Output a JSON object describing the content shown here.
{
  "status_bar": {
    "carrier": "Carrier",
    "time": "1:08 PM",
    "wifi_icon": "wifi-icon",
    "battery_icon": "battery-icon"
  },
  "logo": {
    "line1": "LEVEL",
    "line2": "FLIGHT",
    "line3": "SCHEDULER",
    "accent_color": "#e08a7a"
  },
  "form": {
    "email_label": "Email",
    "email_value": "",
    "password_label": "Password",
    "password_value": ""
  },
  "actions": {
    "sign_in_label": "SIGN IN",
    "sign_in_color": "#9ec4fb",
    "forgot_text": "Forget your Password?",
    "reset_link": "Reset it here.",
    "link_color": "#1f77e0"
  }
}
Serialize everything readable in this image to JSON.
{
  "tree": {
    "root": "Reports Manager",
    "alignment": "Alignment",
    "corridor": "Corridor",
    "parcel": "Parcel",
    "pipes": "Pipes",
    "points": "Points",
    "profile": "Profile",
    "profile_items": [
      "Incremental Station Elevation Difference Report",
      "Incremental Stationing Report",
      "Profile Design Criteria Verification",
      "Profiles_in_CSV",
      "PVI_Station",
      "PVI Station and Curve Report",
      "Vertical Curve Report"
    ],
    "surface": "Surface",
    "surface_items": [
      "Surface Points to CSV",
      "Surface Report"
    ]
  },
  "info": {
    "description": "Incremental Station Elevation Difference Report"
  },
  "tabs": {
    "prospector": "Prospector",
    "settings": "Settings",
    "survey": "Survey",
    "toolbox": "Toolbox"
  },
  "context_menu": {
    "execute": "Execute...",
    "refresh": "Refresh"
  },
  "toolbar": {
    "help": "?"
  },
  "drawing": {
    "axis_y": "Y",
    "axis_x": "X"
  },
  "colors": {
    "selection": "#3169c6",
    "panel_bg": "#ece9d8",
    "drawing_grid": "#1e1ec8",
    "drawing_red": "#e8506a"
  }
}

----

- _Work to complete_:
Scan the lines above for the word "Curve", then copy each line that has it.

- _Your solution_:
      "PVI Station and Curve Report",
      "Vertical Curve Report"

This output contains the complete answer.